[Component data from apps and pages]
::::
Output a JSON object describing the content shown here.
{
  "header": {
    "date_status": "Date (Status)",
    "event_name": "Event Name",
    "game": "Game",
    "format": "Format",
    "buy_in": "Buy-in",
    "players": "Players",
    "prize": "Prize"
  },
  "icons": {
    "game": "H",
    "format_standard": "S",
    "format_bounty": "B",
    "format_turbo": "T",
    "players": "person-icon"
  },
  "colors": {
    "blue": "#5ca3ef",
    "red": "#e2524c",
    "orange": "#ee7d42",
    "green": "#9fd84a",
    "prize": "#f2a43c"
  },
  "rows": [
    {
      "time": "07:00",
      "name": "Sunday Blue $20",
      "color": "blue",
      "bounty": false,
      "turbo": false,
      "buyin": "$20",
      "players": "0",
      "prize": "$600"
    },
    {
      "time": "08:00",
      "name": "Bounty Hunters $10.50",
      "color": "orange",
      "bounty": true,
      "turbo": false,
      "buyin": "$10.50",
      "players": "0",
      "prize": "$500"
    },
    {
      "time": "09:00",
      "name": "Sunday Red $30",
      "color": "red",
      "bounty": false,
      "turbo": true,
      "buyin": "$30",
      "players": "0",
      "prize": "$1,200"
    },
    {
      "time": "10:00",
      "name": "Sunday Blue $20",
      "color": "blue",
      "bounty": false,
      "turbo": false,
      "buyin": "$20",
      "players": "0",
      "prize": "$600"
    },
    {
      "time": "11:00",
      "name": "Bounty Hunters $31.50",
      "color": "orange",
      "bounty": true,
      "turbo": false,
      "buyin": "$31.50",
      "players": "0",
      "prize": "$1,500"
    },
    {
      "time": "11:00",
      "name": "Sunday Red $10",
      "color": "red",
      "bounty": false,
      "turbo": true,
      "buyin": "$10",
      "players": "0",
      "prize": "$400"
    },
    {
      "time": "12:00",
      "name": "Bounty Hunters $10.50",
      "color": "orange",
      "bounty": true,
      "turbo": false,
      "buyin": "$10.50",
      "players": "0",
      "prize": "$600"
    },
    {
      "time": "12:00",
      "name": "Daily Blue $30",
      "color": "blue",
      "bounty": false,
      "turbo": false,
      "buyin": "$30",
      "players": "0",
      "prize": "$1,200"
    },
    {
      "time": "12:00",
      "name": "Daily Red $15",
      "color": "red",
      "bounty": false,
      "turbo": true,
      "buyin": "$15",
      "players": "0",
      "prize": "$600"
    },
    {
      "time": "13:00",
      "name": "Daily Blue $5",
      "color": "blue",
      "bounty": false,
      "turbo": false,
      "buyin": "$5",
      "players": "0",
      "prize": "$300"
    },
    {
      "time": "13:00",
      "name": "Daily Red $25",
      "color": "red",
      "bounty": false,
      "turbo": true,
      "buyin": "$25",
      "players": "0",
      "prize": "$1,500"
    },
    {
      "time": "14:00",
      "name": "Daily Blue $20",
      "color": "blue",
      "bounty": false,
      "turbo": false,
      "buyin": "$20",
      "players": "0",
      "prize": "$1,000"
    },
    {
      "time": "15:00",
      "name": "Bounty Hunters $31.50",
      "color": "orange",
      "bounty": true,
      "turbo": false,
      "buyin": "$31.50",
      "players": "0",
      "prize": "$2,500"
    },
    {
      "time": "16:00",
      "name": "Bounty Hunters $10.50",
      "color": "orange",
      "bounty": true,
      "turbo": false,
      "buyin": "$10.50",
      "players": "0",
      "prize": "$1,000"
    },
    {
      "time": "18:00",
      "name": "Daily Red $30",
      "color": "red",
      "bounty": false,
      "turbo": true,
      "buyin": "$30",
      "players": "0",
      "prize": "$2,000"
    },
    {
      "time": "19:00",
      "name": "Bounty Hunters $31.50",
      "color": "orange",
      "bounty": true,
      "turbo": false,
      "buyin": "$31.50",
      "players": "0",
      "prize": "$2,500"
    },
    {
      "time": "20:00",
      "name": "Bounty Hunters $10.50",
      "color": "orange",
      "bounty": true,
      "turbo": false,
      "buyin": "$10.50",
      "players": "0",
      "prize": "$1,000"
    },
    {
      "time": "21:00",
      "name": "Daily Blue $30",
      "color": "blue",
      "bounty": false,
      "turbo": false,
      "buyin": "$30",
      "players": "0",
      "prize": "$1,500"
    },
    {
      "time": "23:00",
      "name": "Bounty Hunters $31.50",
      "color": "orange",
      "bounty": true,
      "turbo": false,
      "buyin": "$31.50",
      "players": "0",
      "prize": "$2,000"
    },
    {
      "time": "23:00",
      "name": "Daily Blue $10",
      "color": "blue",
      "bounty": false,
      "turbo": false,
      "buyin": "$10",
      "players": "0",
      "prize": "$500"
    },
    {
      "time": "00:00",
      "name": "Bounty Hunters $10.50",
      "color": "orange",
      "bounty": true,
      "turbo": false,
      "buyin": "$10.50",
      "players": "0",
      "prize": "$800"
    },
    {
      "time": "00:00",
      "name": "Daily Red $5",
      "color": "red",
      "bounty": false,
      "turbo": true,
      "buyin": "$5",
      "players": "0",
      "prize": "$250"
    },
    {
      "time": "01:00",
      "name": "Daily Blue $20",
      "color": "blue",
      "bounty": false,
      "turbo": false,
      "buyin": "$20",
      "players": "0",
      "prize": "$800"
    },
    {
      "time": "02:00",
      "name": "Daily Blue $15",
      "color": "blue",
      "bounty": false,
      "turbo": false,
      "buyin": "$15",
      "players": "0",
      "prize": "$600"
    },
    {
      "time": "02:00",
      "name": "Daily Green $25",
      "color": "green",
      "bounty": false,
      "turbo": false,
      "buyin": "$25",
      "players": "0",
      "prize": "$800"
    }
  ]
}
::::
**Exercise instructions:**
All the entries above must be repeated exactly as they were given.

**Result:**
Output a JSON object describing the content shown here.
{
  "header": {
    "date_status": "Date (Status)",
    "event_name": "Event Name",
    "game": "Game",
    "format": "Format",
    "buy_in": "Buy-in",
    "players": "Players",
    "prize": "Prize"
  },
  "icons": {
    "game": "H",
    "format_standard": "S",
    "format_bounty": "B",
    "format_turbo": "T",
    "players": "person-icon"
  },
  "colors": {
    "blue": "#5ca3ef",
    "red": "#e2524c",
    "orange": "#ee7d42",
    "green": "#9fd84a",
    "prize": "#f2a43c"
  },
  "rows": [
    {
      "time": "07:00",
      "name": "Sunday Blue $20",
      "color": "blue",
      "bounty": false,
      "turbo": false,
      "buyin": "$20",
      "players": "0",
      "prize": "$600"
    },
    {
      "time": "08:00",
      "name": "Bounty Hunters $10.50",
      "color": "orange",
      "bounty": true,
      "turbo": false,
      "buyin": "$10.50",
      "players": "0",
      "prize": "$500"
    },
    {
      "time": "09:00",
      "name": "Sunday Red $30",
      "color": "red",
      "bounty": false,
      "turbo": true,
      "buyin": "$30",
      "players": "0",
      "prize": "$1,200"
    },
    {
      "time": "10:00",
      "name": "Sunday Blue $20",
      "color": "blue",
      "bounty": false,
      "turbo": false,
      "buyin": "$20",
      "players": "0",
      "prize": "$600"
    },
    {
      "time": "11:00",
      "name": "Bounty Hunters $31.50",
      "color": "orange",
      "bounty": true,
      "turbo": false,
      "buyin": "$31.50",
      "players": "0",
      "prize": "$1,500"
    },
    {
      "time": "11:00",
      "name": "Sunday Red $10",
      "color": "red",
      "bounty": false,
      "turbo": true,
      "buyin": "$10",
      "players": "0",
      "prize": "$400"
    },
    {
      "time": "12:00",
      "name": "Bounty Hunters $10.50",
      "color": "orange",
      "bounty": true,
      "turbo": false,
      "buyin": "$10.50",
      "players": "0",
      "prize": "$600"
    },
    {
      "time": "12:00",
      "name": "Daily Blue $30",
      "color": "blue",
      "bounty": false,
      "turbo": false,
      "buyin": "$30",
      "players": "0",
      "prize": "$1,200"
    },
    {
      "time": "12:00",
      "name": "Daily Red $15",
      "color": "red",
      "bounty": false,
      "turbo": true,
      "buyin": "$15",
      "players": "0",
      "prize": "$600"
    },
    {
      "time": "13:00",
      "name": "Daily Blue $5",
      "color": "blue",
      "bounty": false,
      "turbo": false,
      "buyin": "$5",
      "players": "0",
      "prize": "$300"
    },
    {
      "time": "13:00",
      "name": "Daily Red $25",
      "color": "red",
      "bounty": false,
      "turbo": true,
      "buyin": "$25",
      "players": "0",
      "prize": "$1,500"
    },
    {
      "time": "14:00",
      "name": "Daily Blue $20",
      "color": "blue",
      "bounty": false,
      "turbo": false,
      "buyin": "$20",
      "players": "0",
      "prize": "$1,000"
    },
    {
      "time": "15:00",
      "name": "Bounty Hunters $31.50",
      "color": "orange",
      "bounty": true,
      "turbo": false,
      "buyin": "$31.50",
      "players": "0",
      "prize": "$2,500"
    },
    {
      "time": "16:00",
      "name": "Bounty Hunters $10.50",
      "color": "orange",
      "bounty": true,
      "turbo": false,
      "buyin": "$10.50",
      "players": "0",
      "prize": "$1,000"
    },
    {
      "time": "18:00",
      "name": "Daily Red $30",
      "color": "red",
      "bounty": false,
      "turbo": true,
      "buyin": "$30",
      "players": "0",
      "prize": "$2,000"
    },
    {
      "time": "19:00",
      "name": "Bounty Hunters $31.50",
      "color": "orange",
      "bounty": true,
      "turbo": false,
      "buyin": "$31.50",
      "players": "0",
      "prize": "$2,500"
    },
    {
      "time": "20:00",
      "name": "Bounty Hunters $10.50",
      "color": "orange",
      "bounty": true,
      "turbo": false,
      "buyin": "$10.50",
      "players": "0",
      "prize": "$1,000"
    },
    {
      "time": "21:00",
      "name": "Daily Blue $30",
      "color": "blue",
      "bounty": false,
      "turbo": false,
      "buyin": "$30",
      "players": "0",
      "prize": "$1,500"
    },
    {
      "time": "23:00",
      "name": "Bounty Hunters $31.50",
      "color": "orange",
      "bounty": true,
      "turbo": false,
      "buyin": "$31.50",
      "players": "0",
      "prize": "$2,000"
    },
    {
      "time": "23:00",
      "name": "Daily Blue $10",
      "color": "blue",
      "bounty": false,
      "turbo": false,
      "buyin": "$10",
      "players": "0",
      "prize": "$500"
    },
    {
      "time": "00:00",
      "name": "Bounty Hunters $10.50",
      "color": "orange",
      "bounty": true,
      "turbo": false,
      "buyin": "$10.50",
      "players": "0",
      "prize": "$800"
    },
    {
      "time": "00:00",
      "name": "Daily Red $5",
      "color": "red",
      "bounty": false,
      "turbo": true,
      "buyin": "$5",
      "players": "0",
      "prize": "$250"
    },
    {
      "time": "01:00",
      "name": "Daily Blue $20",
      "color": "blue",
      "bounty": false,
      "turbo": false,
      "buyin": "$20",
      "players": "0",
      "prize": "$800"
    },
    {
      "time": "02:00",
      "name": "Daily Blue $15",
      "color": "blue",
      "bounty": false,
      "turbo": false,
      "buyin": "$15",
      "players": "0",
      "prize": "$600"
    },
    {
      "time": "02:00",
      "name": "Daily Green $25",
      "color": "green",
      "bounty": false,
      "turbo": false,
      "buyin": "$25",
      "players": "0",
      "prize": "$800"
    }
  ]
}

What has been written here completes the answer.